Last week’s column, Great Hockey Games Involving Canadians came about when I was reminded of a list of such games that I was asked to compile for the 1978 book The Canadian Book of Lists. In that column I mentioned that I had another list in the book, which was The Ten Most Common Personal Financial Planning Mistakes, and that I would also revisit that list to determine what changes I feel took place over the last thirty-five years. Let’s begin with the 1978 list.

          1. Buying too much on credit.

          2. Borrowing at the wrong places: for example, borrowing from a finance company when the loan would be cheaper at a bank.

          3. Not paying off debt as quickly as possible, particularly credit cards and charge accounts, where the interest expense is exhorbitant.

          4. Owning a car when you can't really afford one, or buying one more expensive than you can afford.

         5. Renting instead of buying living accommodation.

         6. Not budgeting for expenditures which arise irregularly, such as insurance, vacation, Christmas, TV cable, subscriptions.

        7. Not budgeting at all.

        8. Buying on impulse instead of shopping around and evaluating alternatives.

        9. When investing, trying to make a quick buck instead of going for a slower, surer return.

      10. Making investments such as savings accounts or whole life insurance policies, on which the interet rate does not keep pace with inflation, with the result that one is actually losing money.

         That was thirty-five years ago, so, what changes would I make today? Just two:would drop numbers 4 and 10.

          Even though it is a personal financial planning mistake to own a car you can’t afford, I suspect that number four got on the 1978 list because the editors asked me to rank the mistakes in order of frequency, not in order of devastation. It certainly wouldn’t qualify for the list today.

           Number ten was on the list because inflation was a major problem back then and people were being fleeced by “investing” in whole life insurance policies that overwhelmingly favoured the insurance companies. Today, inflation is not a major problem and people are far savvier when it comes to buying life insurance.

           The replacements for numbers four and ten would rank at number nine and ten on my current list. (See my January 21, 2012 column for the complete list and reasons.)

           Current number nine is: Making investments that you can’t really afford. If you have to borrow money to make an investment then you have to consider whether you can really afford it. If you borrow to buy stocks, mutual funds, or a condo to rent out, sharp increases in interest rates, significant drops in the market, or the need to get your cash back for other purposes could all force you into panic moves prompting you to sell at a loss. And in these cases the loss is usually significant. On the other hand, if you can afford the investment you can wait out such financial storms. This mistake was around thirty-five years ago and should have been on the list rather than the warning about cars.

           Current number ten is: Thinking the future will take care of itself. It’s well recognized these days that we have to plan prudently for long-term requirements such as children’s education and our own retirement. We also have to prepare as well as we can for emergencies such as the death of a breadwinner, the collapse of a business, the return of high inflation, or spiralling interest rates. But, back in 1978 this was not the prevailing attitude. I’ll give you two illustrations.
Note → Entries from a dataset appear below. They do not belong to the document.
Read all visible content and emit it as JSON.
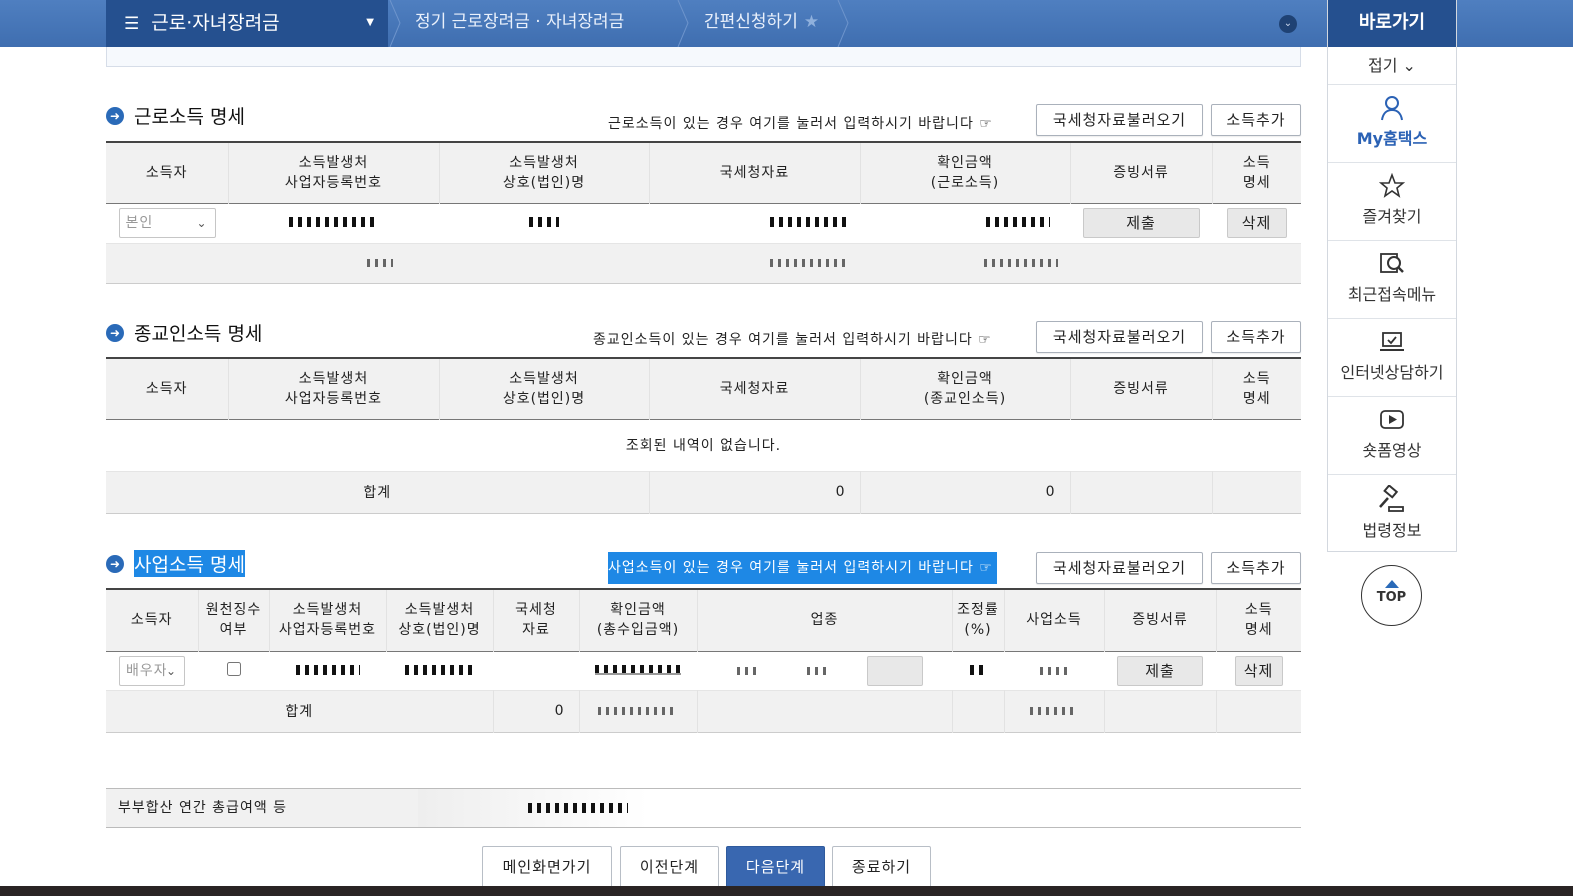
{
  "nav": {
    "menu_label": "근로·자녀장려금",
    "crumb1": "정기 근로장려금 · 자녀장려금",
    "crumb2": "간편신청하기"
  },
  "side": {
    "title": "바로가기",
    "fold": "접기",
    "items": [
      "My홈택스",
      "즐겨찾기",
      "최근접속메뉴",
      "인터넷상담하기",
      "숏폼영상",
      "법령정보"
    ],
    "top": "TOP"
  },
  "sec1": {
    "title": "근로소득 명세",
    "hint": "근로소득이 있는 경우 여기를 눌러서 입력하시기 바랍니다 ☞",
    "btn_load": "국세청자료불러오기",
    "btn_add": "소득추가",
    "headers": [
      "소득자",
      "소득발생처\n사업자등록번호",
      "소득발생처\n상호(법인)명",
      "국세청자료",
      "확인금액\n(근로소득)",
      "증빙서류",
      "소득\n명세"
    ],
    "row_select": "본인",
    "submit": "제출",
    "delete": "삭제"
  },
  "sec2": {
    "title": "종교인소득 명세",
    "hint": "종교인소득이 있는 경우 여기를 눌러서 입력하시기 바랍니다 ☞",
    "btn_load": "국세청자료불러오기",
    "btn_add": "소득추가",
    "headers": [
      "소득자",
      "소득발생처\n사업자등록번호",
      "소득발생처\n상호(법인)명",
      "국세청자료",
      "확인금액\n(종교인소득)",
      "증빙서류",
      "소득\n명세"
    ],
    "empty": "조회된 내역이 없습니다.",
    "sum_label": "합계",
    "sum_nts": "0",
    "sum_confirm": "0"
  },
  "sec3": {
    "title": "사업소득 명세",
    "hint": "사업소득이 있는 경우 여기를 눌러서 입력하시기 바랍니다 ☞",
    "btn_load": "국세청자료불러오기",
    "btn_add": "소득추가",
    "headers": [
      "소득자",
      "원천징수\n여부",
      "소득발생처\n사업자등록번호",
      "소득발생처\n상호(법인)명",
      "국세청\n자료",
      "확인금액\n(총수입금액)",
      "업종",
      "조정률\n(%)",
      "사업소득",
      "증빙서류",
      "소득\n명세"
    ],
    "row_select": "배우자",
    "submit": "제출",
    "delete": "삭제",
    "sum_label": "합계",
    "sum_nts": "0"
  },
  "footer": {
    "label": "부부합산 연간 총급여액 등"
  },
  "buttons": {
    "main": "메인화면가기",
    "prev": "이전단계",
    "next": "다음단계",
    "close": "종료하기"
  },
  "colors": {
    "brand": "#25508f",
    "accent": "#3967b0",
    "highlight": "#1e88e5"
  }
}
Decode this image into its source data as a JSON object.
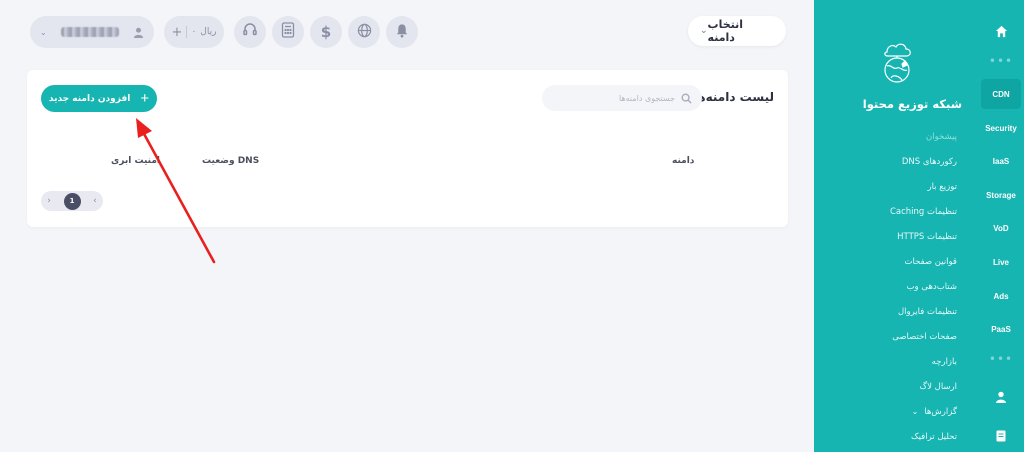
{
  "topbar": {
    "domain_select_label": "انتخاب دامنه",
    "wallet_amount": "۰",
    "wallet_currency": "ریال",
    "wallet_plus": "+",
    "icons": [
      "user-icon",
      "headset-icon",
      "calculator-icon",
      "dollar-icon",
      "globe-icon",
      "bell-icon",
      "chevron-down-icon"
    ]
  },
  "card": {
    "title": "لیست دامنه‌ها",
    "search_placeholder": "جستجوی دامنه‌ها",
    "add_button_label": "افزودن دامنه جدید",
    "add_button_icon": "+",
    "columns": {
      "domain": "دامنه",
      "dns_status": "وضعیت DNS",
      "cloud_security": "امنیت ابری"
    },
    "pagination": {
      "current_page": "1",
      "prev": "‹",
      "next": "›"
    }
  },
  "submenu": {
    "section_title": "شبکه توزیع محتوا",
    "items": [
      {
        "label": "پیشخوان",
        "muted": true
      },
      {
        "label": "رکوردهای DNS",
        "muted": false
      },
      {
        "label": "توزیع بار",
        "muted": false
      },
      {
        "label": "تنظیمات Caching",
        "muted": false
      },
      {
        "label": "تنظیمات HTTPS",
        "muted": false
      },
      {
        "label": "قوانین صفحات",
        "muted": false
      },
      {
        "label": "شتاب‌دهی وب",
        "muted": false
      },
      {
        "label": "تنظیمات فایروال",
        "muted": false
      },
      {
        "label": "صفحات اختصاصی",
        "muted": false
      },
      {
        "label": "بازارچه",
        "muted": false
      },
      {
        "label": "ارسال لاگ",
        "muted": false
      },
      {
        "label": "گزارش‌ها",
        "muted": false
      },
      {
        "label": "تحلیل ترافیک",
        "muted": false
      }
    ]
  },
  "iconbar": {
    "items": [
      "CDN",
      "Security",
      "IaaS",
      "Storage",
      "VoD",
      "Live",
      "Ads",
      "PaaS"
    ],
    "dots": "•••",
    "active": "CDN"
  },
  "colors": {
    "brand_teal": "#17b5b2",
    "annotation_red": "#e8211f",
    "page_bg": "#f4f5f9"
  }
}
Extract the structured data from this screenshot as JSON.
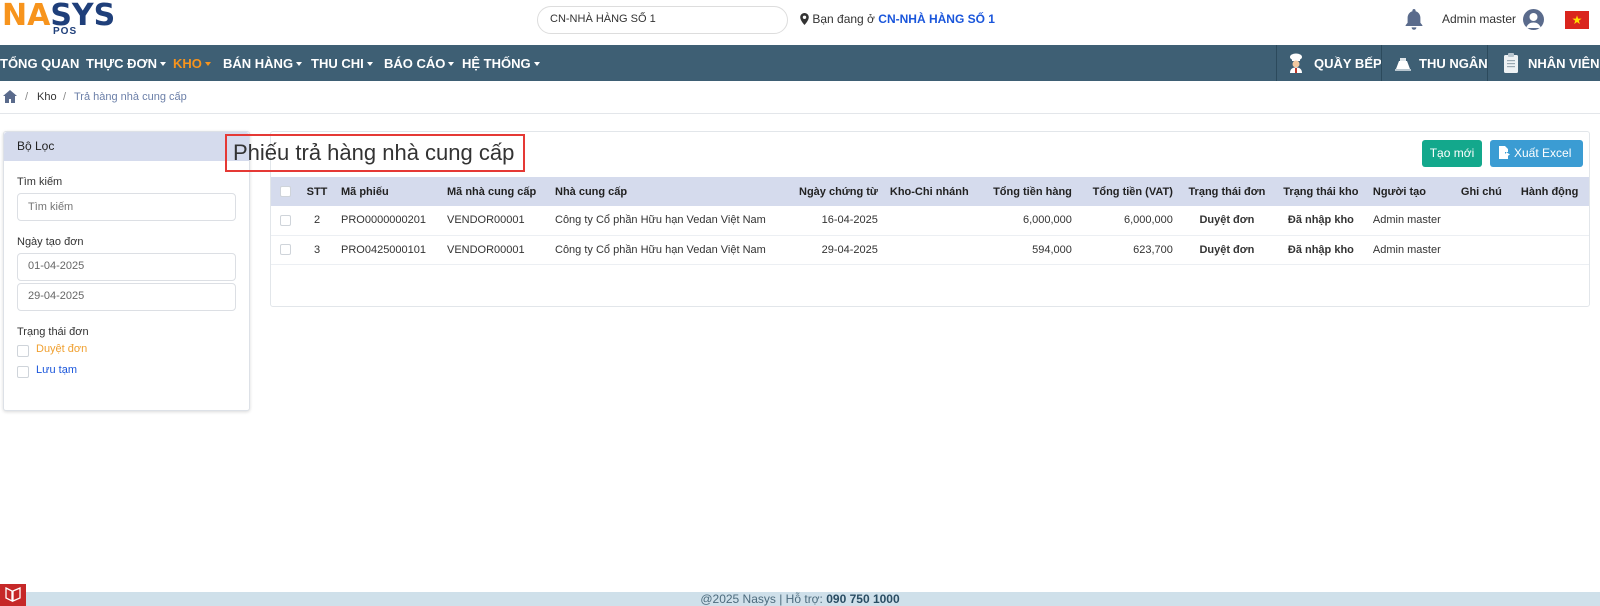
{
  "header": {
    "logo_main_na": "NA",
    "logo_main_sys": "SYS",
    "logo_sub": "POS",
    "branch_select_value": "CN-NHÀ HÀNG SỐ 1",
    "location_prefix": "Bạn đang ở",
    "location_branch": "CN-NHÀ HÀNG SỐ 1",
    "user_name": "Admin master",
    "flag_star": "★"
  },
  "nav": {
    "items": [
      {
        "label": "TỔNG QUAN"
      },
      {
        "label": "THỰC ĐƠN"
      },
      {
        "label": "KHO"
      },
      {
        "label": "BÁN HÀNG"
      },
      {
        "label": "THU CHI"
      },
      {
        "label": "BÁO CÁO"
      },
      {
        "label": "HỆ THỐNG"
      }
    ],
    "right": [
      {
        "label": "QUẦY BẾP"
      },
      {
        "label": "THU NGÂN"
      },
      {
        "label": "NHÂN VIÊN"
      }
    ],
    "active_color": "#f7941d"
  },
  "breadcrumb": {
    "sep": "/",
    "kho": "Kho",
    "current": "Trả hàng nhà cung cấp"
  },
  "filter": {
    "title": "Bộ Lọc",
    "search_label": "Tìm kiếm",
    "search_placeholder": "Tìm kiếm",
    "date_label": "Ngày tạo đơn",
    "date_from": "01-04-2025",
    "date_to": "29-04-2025",
    "status_label": "Trạng thái đơn",
    "status_options": [
      {
        "label": "Duyệt đơn",
        "color": "#f0a030"
      },
      {
        "label": "Lưu tạm",
        "color": "#1a56db"
      }
    ]
  },
  "main": {
    "title": "Phiếu trả hàng nhà cung cấp",
    "btn_new": "Tạo mới",
    "btn_excel": "Xuất Excel",
    "columns": [
      "STT",
      "Mã phiếu",
      "Mã nhà cung cấp",
      "Nhà cung cấp",
      "Ngày chứng từ",
      "Kho-Chi nhánh",
      "Tổng tiền hàng",
      "Tổng tiền (VAT)",
      "Trạng thái đơn",
      "Trạng thái kho",
      "Người tạo",
      "Ghi chú",
      "Hành động"
    ],
    "rows": [
      {
        "stt": "2",
        "code": "PRO0000000201",
        "vendor_code": "VENDOR00001",
        "vendor": "Công ty Cổ phần Hữu hạn Vedan Việt Nam",
        "date": "16-04-2025",
        "branch": "",
        "total": "6,000,000",
        "total_vat": "6,000,000",
        "order_status": "Duyệt đơn",
        "stock_status": "Đã nhập kho",
        "creator": "Admin master",
        "note": "",
        "action": ""
      },
      {
        "stt": "3",
        "code": "PRO0425000101",
        "vendor_code": "VENDOR00001",
        "vendor": "Công ty Cổ phần Hữu hạn Vedan Việt Nam",
        "date": "29-04-2025",
        "branch": "",
        "total": "594,000",
        "total_vat": "623,700",
        "order_status": "Duyệt đơn",
        "stock_status": "Đã nhập kho",
        "creator": "Admin master",
        "note": "",
        "action": ""
      }
    ]
  },
  "footer": {
    "text": "@2025 Nasys | Hỗ trợ:",
    "phone": "090 750 1000"
  }
}
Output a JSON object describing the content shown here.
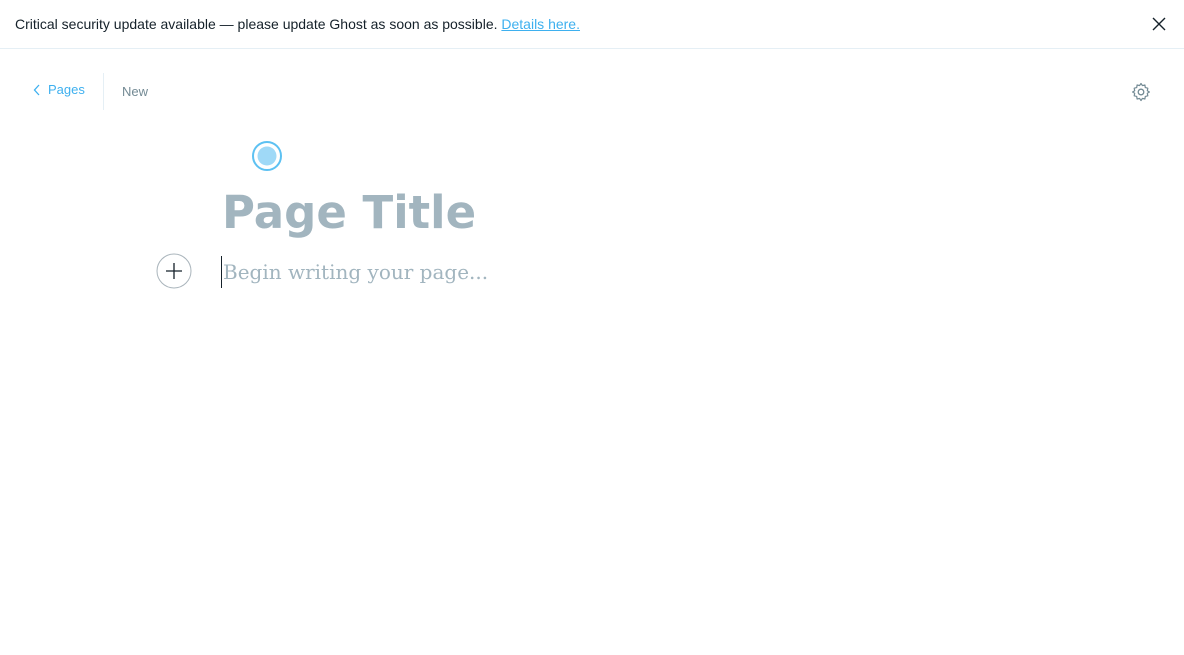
{
  "banner": {
    "message": "Critical security update available — please update Ghost as soon as possible.",
    "link_text": "Details here."
  },
  "nav": {
    "back_label": "Pages",
    "status": "New"
  },
  "editor": {
    "title_placeholder": "Page Title",
    "body_placeholder": "Begin writing your page..."
  },
  "colors": {
    "accent": "#3eb0ef",
    "placeholder": "#a2b5bf",
    "divider": "#e5eff5"
  }
}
           Around the time I prepared the original list I often hosted financial phone-in shows on CFRB 1010 in Toronto. When I cautioned callers about retirement planning, invariably I would be told that they had gold-plated pension plans that would more than adequately take care of them. I wonder how many of them worked for Nortel or GM.

          I remember attending a lecture in the mid 1970s, given by one of the most respected economists of the day. He actually said that anyone who was saving money for their children’s education was crazy because within ten years all education in Canada, from kindergarten to a Phd, would be free. Which reminds me of my favourite definition of an economist: an economist is a person who, if you lose your telephone number, will estimate it for you.